▶ **Exercise**: Pictures in the records below are skipped; the rest is copied exactly.

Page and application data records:
•••••
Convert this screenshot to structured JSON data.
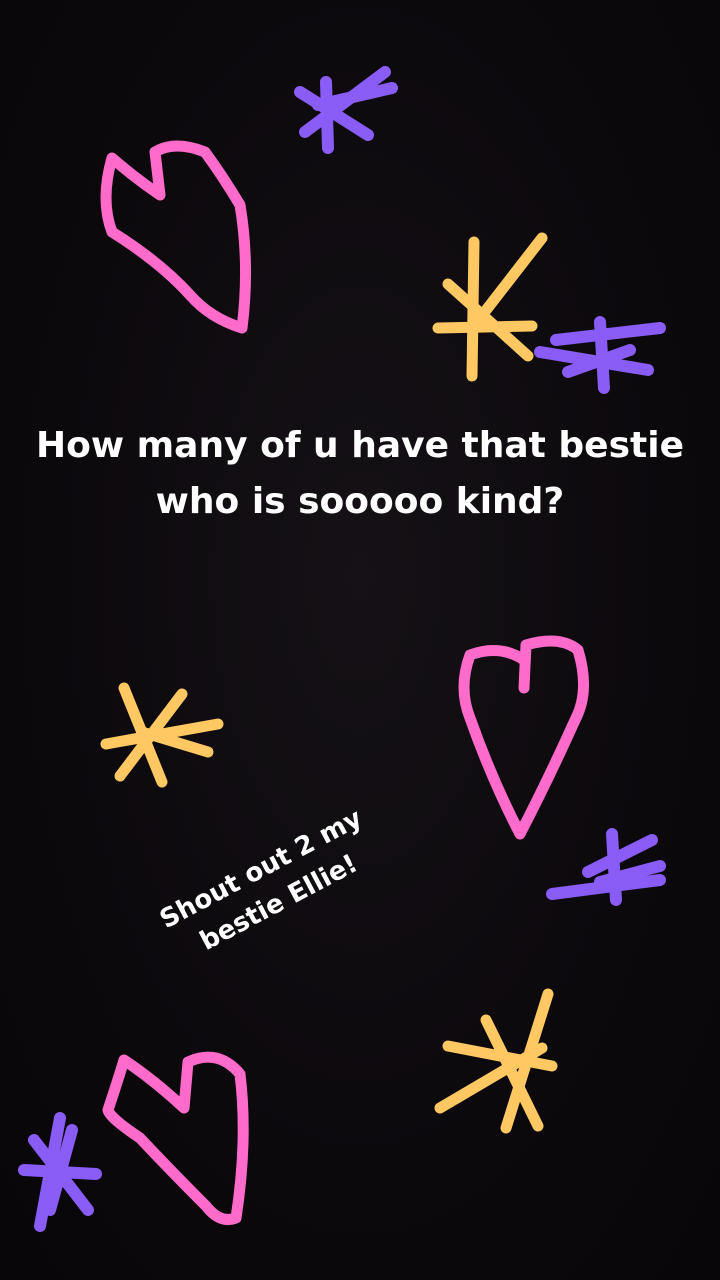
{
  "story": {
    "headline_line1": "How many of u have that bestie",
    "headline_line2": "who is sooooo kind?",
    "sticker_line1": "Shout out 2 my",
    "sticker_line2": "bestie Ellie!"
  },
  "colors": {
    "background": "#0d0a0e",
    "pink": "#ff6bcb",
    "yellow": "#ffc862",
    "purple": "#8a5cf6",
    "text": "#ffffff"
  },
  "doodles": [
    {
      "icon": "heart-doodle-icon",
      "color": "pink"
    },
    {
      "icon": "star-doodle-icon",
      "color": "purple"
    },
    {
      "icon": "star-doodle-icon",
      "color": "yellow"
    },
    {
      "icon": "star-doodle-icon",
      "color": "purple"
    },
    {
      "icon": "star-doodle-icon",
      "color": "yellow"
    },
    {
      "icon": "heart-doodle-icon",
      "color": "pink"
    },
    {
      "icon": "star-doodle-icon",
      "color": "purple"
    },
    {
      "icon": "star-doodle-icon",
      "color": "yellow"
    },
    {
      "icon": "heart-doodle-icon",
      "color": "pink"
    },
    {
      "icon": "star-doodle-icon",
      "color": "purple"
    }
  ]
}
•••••
▶ **Problem solution**:
Convert this screenshot to structured JSON data.
{
  "story": {
    "headline_line1": "How many of u have that bestie",
    "headline_line2": "who is sooooo kind?",
    "sticker_line1": "Shout out 2 my",
    "sticker_line2": "bestie Ellie!"
  },
  "colors": {
    "background": "#0d0a0e",
    "pink": "#ff6bcb",
    "yellow": "#ffc862",
    "purple": "#8a5cf6",
    "text": "#ffffff"
  },
  "doodles": [
    {
      "icon": "heart-doodle-icon",
      "color": "pink"
    },
    {
      "icon": "star-doodle-icon",
      "color": "purple"
    },
    {
      "icon": "star-doodle-icon",
      "color": "yellow"
    },
    {
      "icon": "star-doodle-icon",
      "color": "purple"
    },
    {
      "icon": "star-doodle-icon",
      "color": "yellow"
    },
    {
      "icon": "heart-doodle-icon",
      "color": "pink"
    },
    {
      "icon": "star-doodle-icon",
      "color": "purple"
    },
    {
      "icon": "star-doodle-icon",
      "color": "yellow"
    },
    {
      "icon": "heart-doodle-icon",
      "color": "pink"
    },
    {
      "icon": "star-doodle-icon",
      "color": "purple"
    }
  ]
}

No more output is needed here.